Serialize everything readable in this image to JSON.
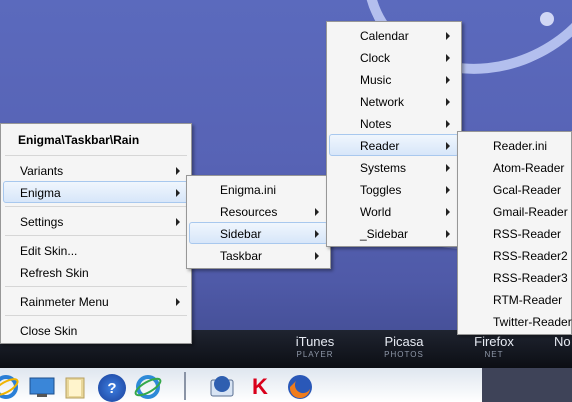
{
  "context_menu": {
    "header": "Enigma\\Taskbar\\Rain",
    "items": [
      {
        "label": "Variants"
      },
      {
        "label": "Enigma"
      },
      {
        "label": "Settings"
      },
      {
        "label": "Edit Skin..."
      },
      {
        "label": "Refresh Skin"
      },
      {
        "label": "Rainmeter Menu"
      },
      {
        "label": "Close Skin"
      }
    ]
  },
  "enigma_menu": {
    "items": [
      {
        "label": "Enigma.ini"
      },
      {
        "label": "Resources"
      },
      {
        "label": "Sidebar"
      },
      {
        "label": "Taskbar"
      }
    ]
  },
  "sidebar_menu": {
    "items": [
      {
        "label": "Calendar"
      },
      {
        "label": "Clock"
      },
      {
        "label": "Music"
      },
      {
        "label": "Network"
      },
      {
        "label": "Notes"
      },
      {
        "label": "Reader"
      },
      {
        "label": "Systems"
      },
      {
        "label": "Toggles"
      },
      {
        "label": "World"
      },
      {
        "label": "_Sidebar"
      }
    ]
  },
  "reader_menu": {
    "items": [
      {
        "label": "Reader.ini"
      },
      {
        "label": "Atom-Reader"
      },
      {
        "label": "Gcal-Reader"
      },
      {
        "label": "Gmail-Reader"
      },
      {
        "label": "RSS-Reader"
      },
      {
        "label": "RSS-Reader2"
      },
      {
        "label": "RSS-Reader3"
      },
      {
        "label": "RTM-Reader"
      },
      {
        "label": "Twitter-Reader"
      }
    ]
  },
  "skin_bar": {
    "items": [
      {
        "title": "iTunes",
        "subtitle": "PLAYER"
      },
      {
        "title": "Picasa",
        "subtitle": "PHOTOS"
      },
      {
        "title": "Firefox",
        "subtitle": "NET"
      },
      {
        "title": "No",
        "subtitle": ""
      }
    ]
  },
  "taskbar": {
    "icons": [
      {
        "icon": "internet-explorer-icon"
      },
      {
        "icon": "show-desktop-icon"
      },
      {
        "icon": "folder-icon"
      },
      {
        "icon": "help-icon",
        "glyph": "?"
      },
      {
        "icon": "ie-alt-icon"
      },
      {
        "icon": "thunderbird-icon"
      },
      {
        "icon": "kaspersky-icon",
        "glyph": "K"
      },
      {
        "icon": "firefox-icon"
      }
    ]
  },
  "colors": {
    "desktop": "#5763b5",
    "menu_background": "#f5f5f5",
    "menu_highlight": "#d7e6f9",
    "skin_bar": "#0c0e14"
  }
}
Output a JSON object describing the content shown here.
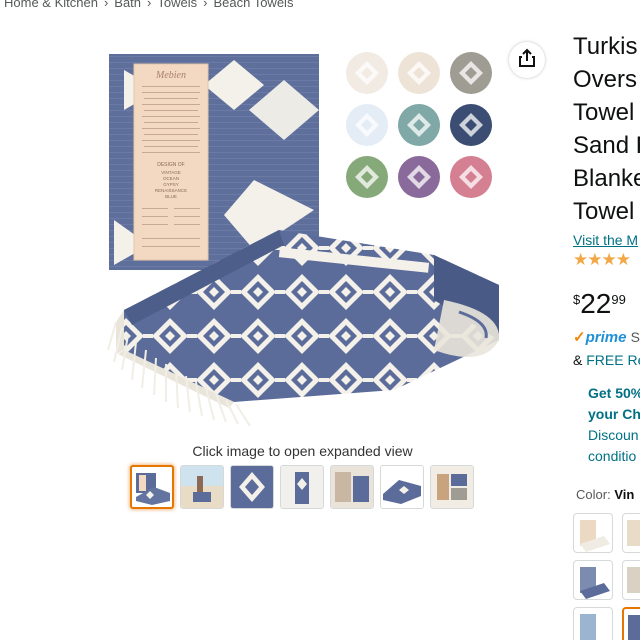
{
  "breadcrumb": {
    "items": [
      "Home & Kitchen",
      "Bath",
      "Towels",
      "Beach Towels"
    ],
    "separator": "›"
  },
  "gallery": {
    "caption": "Click image to open expanded view",
    "label_card": {
      "brand": "Mebien",
      "design_of": "DESIGN OF",
      "design_lines": [
        "VINTAGE",
        "OCEAN",
        "GYPSY",
        "RENAISSANCE",
        "BLUE"
      ]
    },
    "swatch_colors": [
      "#f1ebe4",
      "#ede4d7",
      "#9e9c93",
      "#e4ecf5",
      "#7fa8a6",
      "#3b4d72",
      "#86a97a",
      "#8a6a9a",
      "#d57f92"
    ],
    "thumbnail_count": 7,
    "selected_thumbnail": 1
  },
  "product": {
    "title_lines": [
      "Turkis",
      "Overs",
      "Towel",
      "Sand F",
      "Blanke",
      "Towel"
    ],
    "visit_link": "Visit the M",
    "stars": "★★★★",
    "price_symbol": "$",
    "price_whole": "22",
    "price_fraction": "99",
    "prime_check": "✓",
    "prime_word": "prime",
    "prime_rest": "S",
    "returns_prefix": "& ",
    "returns_link": "FREE Re",
    "promo_lines_bold": [
      "Get 50%",
      "your Ch"
    ],
    "promo_lines_link": [
      "Discoun",
      "conditio"
    ],
    "color_label": "Color:",
    "color_value": "Vin"
  },
  "colors": {
    "towel_blue": "#5b6c9a",
    "towel_cream": "#f4f1ea",
    "label_card": "#f3d9c2",
    "amazon_link": "#007185",
    "prime_blue": "#1f8fd6",
    "selected_orange": "#e77600",
    "star_orange": "#f3a847"
  }
}
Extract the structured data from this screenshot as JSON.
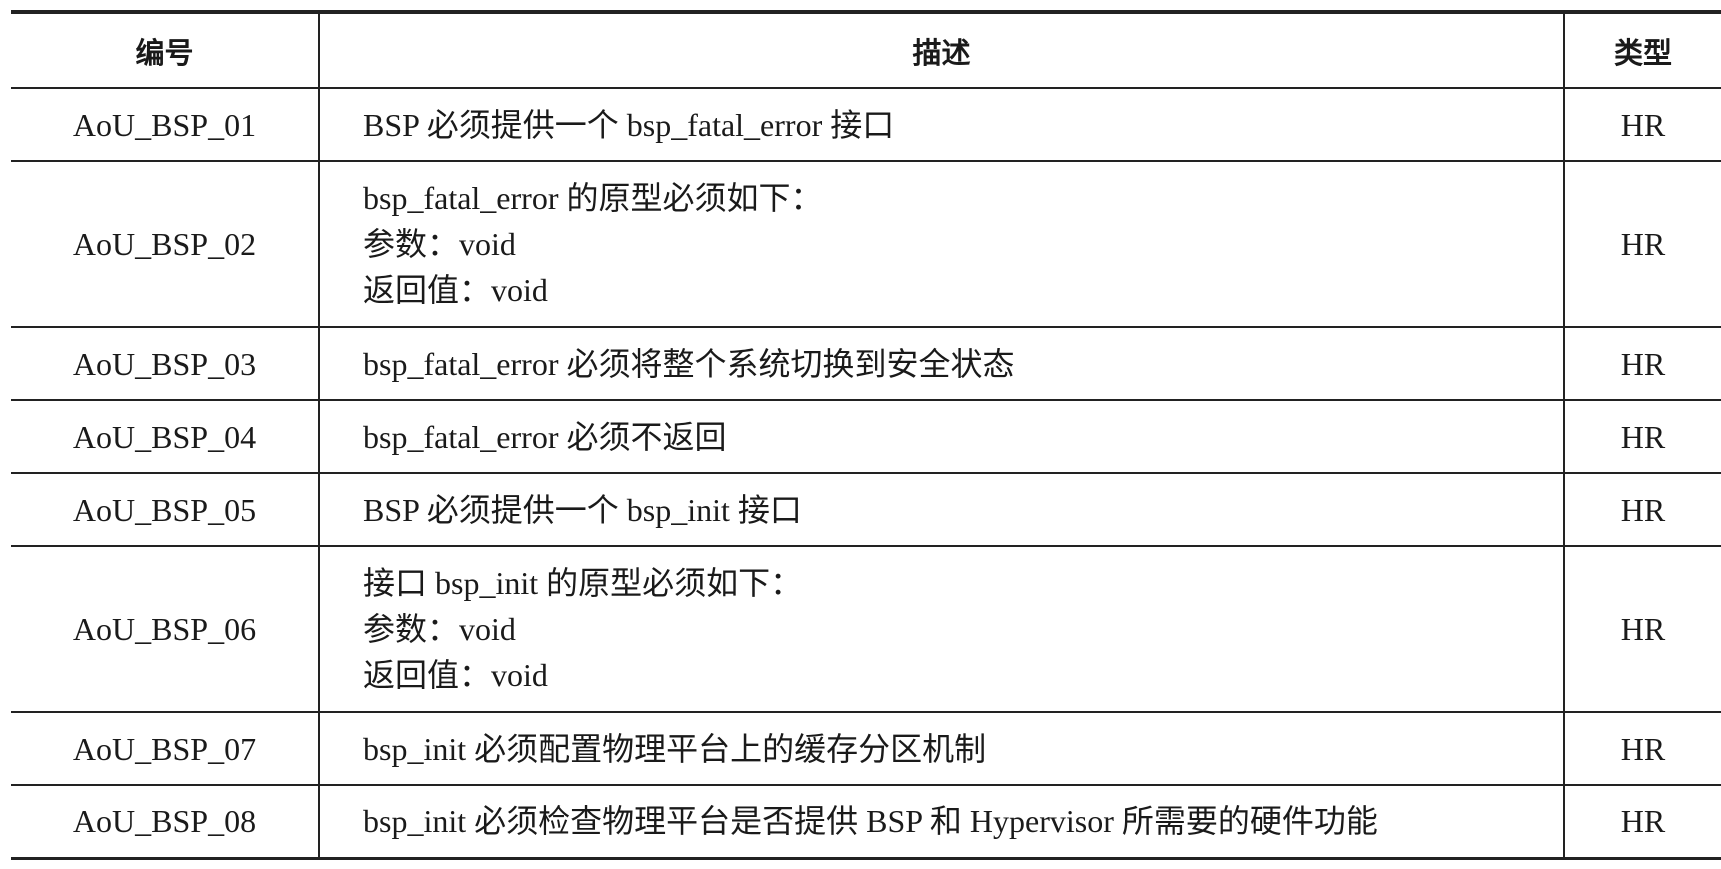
{
  "table": {
    "headers": {
      "id": "编号",
      "description": "描述",
      "type": "类型"
    },
    "rows": [
      {
        "id": "AoU_BSP_01",
        "description": [
          "BSP 必须提供一个 bsp_fatal_error 接口"
        ],
        "type": "HR"
      },
      {
        "id": "AoU_BSP_02",
        "description": [
          "bsp_fatal_error 的原型必须如下：",
          "参数：void",
          "返回值：void"
        ],
        "type": "HR"
      },
      {
        "id": "AoU_BSP_03",
        "description": [
          "bsp_fatal_error 必须将整个系统切换到安全状态"
        ],
        "type": "HR"
      },
      {
        "id": "AoU_BSP_04",
        "description": [
          "bsp_fatal_error 必须不返回"
        ],
        "type": "HR"
      },
      {
        "id": "AoU_BSP_05",
        "description": [
          "BSP 必须提供一个 bsp_init 接口"
        ],
        "type": "HR"
      },
      {
        "id": "AoU_BSP_06",
        "description": [
          "接口 bsp_init 的原型必须如下：",
          "参数：void",
          "返回值：void"
        ],
        "type": "HR"
      },
      {
        "id": "AoU_BSP_07",
        "description": [
          "bsp_init 必须配置物理平台上的缓存分区机制"
        ],
        "type": "HR"
      },
      {
        "id": "AoU_BSP_08",
        "description": [
          "bsp_init 必须检查物理平台是否提供 BSP 和 Hypervisor 所需要的硬件功能"
        ],
        "type": "HR"
      }
    ]
  }
}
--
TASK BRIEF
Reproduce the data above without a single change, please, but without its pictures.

RESPONSE BELOW
Serialize everything readable in this image to JSON.
{
  "context_menu": {
    "header": "Enigma\\Taskbar\\Rain",
    "items": [
      {
        "label": "Variants"
      },
      {
        "label": "Enigma"
      },
      {
        "label": "Settings"
      },
      {
        "label": "Edit Skin..."
      },
      {
        "label": "Refresh Skin"
      },
      {
        "label": "Rainmeter Menu"
      },
      {
        "label": "Close Skin"
      }
    ]
  },
  "enigma_menu": {
    "items": [
      {
        "label": "Enigma.ini"
      },
      {
        "label": "Resources"
      },
      {
        "label": "Sidebar"
      },
      {
        "label": "Taskbar"
      }
    ]
  },
  "sidebar_menu": {
    "items": [
      {
        "label": "Calendar"
      },
      {
        "label": "Clock"
      },
      {
        "label": "Music"
      },
      {
        "label": "Network"
      },
      {
        "label": "Notes"
      },
      {
        "label": "Reader"
      },
      {
        "label": "Systems"
      },
      {
        "label": "Toggles"
      },
      {
        "label": "World"
      },
      {
        "label": "_Sidebar"
      }
    ]
  },
  "reader_menu": {
    "items": [
      {
        "label": "Reader.ini"
      },
      {
        "label": "Atom-Reader"
      },
      {
        "label": "Gcal-Reader"
      },
      {
        "label": "Gmail-Reader"
      },
      {
        "label": "RSS-Reader"
      },
      {
        "label": "RSS-Reader2"
      },
      {
        "label": "RSS-Reader3"
      },
      {
        "label": "RTM-Reader"
      },
      {
        "label": "Twitter-Reader"
      }
    ]
  },
  "skin_bar": {
    "items": [
      {
        "title": "iTunes",
        "subtitle": "PLAYER"
      },
      {
        "title": "Picasa",
        "subtitle": "PHOTOS"
      },
      {
        "title": "Firefox",
        "subtitle": "NET"
      },
      {
        "title": "No",
        "subtitle": ""
      }
    ]
  },
  "taskbar": {
    "icons": [
      {
        "icon": "internet-explorer-icon"
      },
      {
        "icon": "show-desktop-icon"
      },
      {
        "icon": "folder-icon"
      },
      {
        "icon": "help-icon",
        "glyph": "?"
      },
      {
        "icon": "ie-alt-icon"
      },
      {
        "icon": "thunderbird-icon"
      },
      {
        "icon": "kaspersky-icon",
        "glyph": "K"
      },
      {
        "icon": "firefox-icon"
      }
    ]
  },
  "colors": {
    "desktop": "#5763b5",
    "menu_background": "#f5f5f5",
    "menu_highlight": "#d7e6f9",
    "skin_bar": "#0c0e14"
  }
}
Output a JSON object describing the content shown here.
{
  "breadcrumb": {
    "items": [
      "Home & Kitchen",
      "Bath",
      "Towels",
      "Beach Towels"
    ],
    "separator": "›"
  },
  "gallery": {
    "caption": "Click image to open expanded view",
    "label_card": {
      "brand": "Mebien",
      "design_of": "DESIGN OF",
      "design_lines": [
        "VINTAGE",
        "OCEAN",
        "GYPSY",
        "RENAISSANCE",
        "BLUE"
      ]
    },
    "swatch_colors": [
      "#f1ebe4",
      "#ede4d7",
      "#9e9c93",
      "#e4ecf5",
      "#7fa8a6",
      "#3b4d72",
      "#86a97a",
      "#8a6a9a",
      "#d57f92"
    ],
    "thumbnail_count": 7,
    "selected_thumbnail": 1
  },
  "product": {
    "title_lines": [
      "Turkis",
      "Overs",
      "Towel",
      "Sand F",
      "Blanke",
      "Towel"
    ],
    "visit_link": "Visit the M",
    "stars": "★★★★",
    "price_symbol": "$",
    "price_whole": "22",
    "price_fraction": "99",
    "prime_check": "✓",
    "prime_word": "prime",
    "prime_rest": "S",
    "returns_prefix": "& ",
    "returns_link": "FREE Re",
    "promo_lines_bold": [
      "Get 50%",
      "your Ch"
    ],
    "promo_lines_link": [
      "Discoun",
      "conditio"
    ],
    "color_label": "Color:",
    "color_value": "Vin"
  },
  "colors": {
    "towel_blue": "#5b6c9a",
    "towel_cream": "#f4f1ea",
    "label_card": "#f3d9c2",
    "amazon_link": "#007185",
    "prime_blue": "#1f8fd6",
    "selected_orange": "#e77600",
    "star_orange": "#f3a847"
  }
}
Extract the structured data from this screenshot as JSON.
{
  "table": {
    "headers": {
      "id": "编号",
      "description": "描述",
      "type": "类型"
    },
    "rows": [
      {
        "id": "AoU_BSP_01",
        "description": [
          "BSP 必须提供一个 bsp_fatal_error 接口"
        ],
        "type": "HR"
      },
      {
        "id": "AoU_BSP_02",
        "description": [
          "bsp_fatal_error 的原型必须如下：",
          "参数：void",
          "返回值：void"
        ],
        "type": "HR"
      },
      {
        "id": "AoU_BSP_03",
        "description": [
          "bsp_fatal_error 必须将整个系统切换到安全状态"
        ],
        "type": "HR"
      },
      {
        "id": "AoU_BSP_04",
        "description": [
          "bsp_fatal_error 必须不返回"
        ],
        "type": "HR"
      },
      {
        "id": "AoU_BSP_05",
        "description": [
          "BSP 必须提供一个 bsp_init 接口"
        ],
        "type": "HR"
      },
      {
        "id": "AoU_BSP_06",
        "description": [
          "接口 bsp_init 的原型必须如下：",
          "参数：void",
          "返回值：void"
        ],
        "type": "HR"
      },
      {
        "id": "AoU_BSP_07",
        "description": [
          "bsp_init 必须配置物理平台上的缓存分区机制"
        ],
        "type": "HR"
      },
      {
        "id": "AoU_BSP_08",
        "description": [
          "bsp_init 必须检查物理平台是否提供 BSP 和 Hypervisor 所需要的硬件功能"
        ],
        "type": "HR"
      }
    ]
  }
}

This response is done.